(Record set)

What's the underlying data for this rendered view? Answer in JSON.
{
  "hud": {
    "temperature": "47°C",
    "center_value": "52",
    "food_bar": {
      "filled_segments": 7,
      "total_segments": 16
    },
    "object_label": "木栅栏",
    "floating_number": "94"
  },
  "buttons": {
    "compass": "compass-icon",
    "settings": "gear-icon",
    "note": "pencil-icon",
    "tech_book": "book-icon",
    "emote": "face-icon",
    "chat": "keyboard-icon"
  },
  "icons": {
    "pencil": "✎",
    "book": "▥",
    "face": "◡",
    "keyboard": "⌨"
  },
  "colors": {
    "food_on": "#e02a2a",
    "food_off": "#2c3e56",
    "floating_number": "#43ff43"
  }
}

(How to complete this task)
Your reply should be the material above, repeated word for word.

(Task output)
What's the underlying data for this rendered view? Answer in JSON.
{
  "hud": {
    "temperature": "47°C",
    "center_value": "52",
    "food_bar": {
      "filled_segments": 7,
      "total_segments": 16
    },
    "object_label": "木栅栏",
    "floating_number": "94"
  },
  "buttons": {
    "compass": "compass-icon",
    "settings": "gear-icon",
    "note": "pencil-icon",
    "tech_book": "book-icon",
    "emote": "face-icon",
    "chat": "keyboard-icon"
  },
  "icons": {
    "pencil": "✎",
    "book": "▥",
    "face": "◡",
    "keyboard": "⌨"
  },
  "colors": {
    "food_on": "#e02a2a",
    "food_off": "#2c3e56",
    "floating_number": "#43ff43"
  }
}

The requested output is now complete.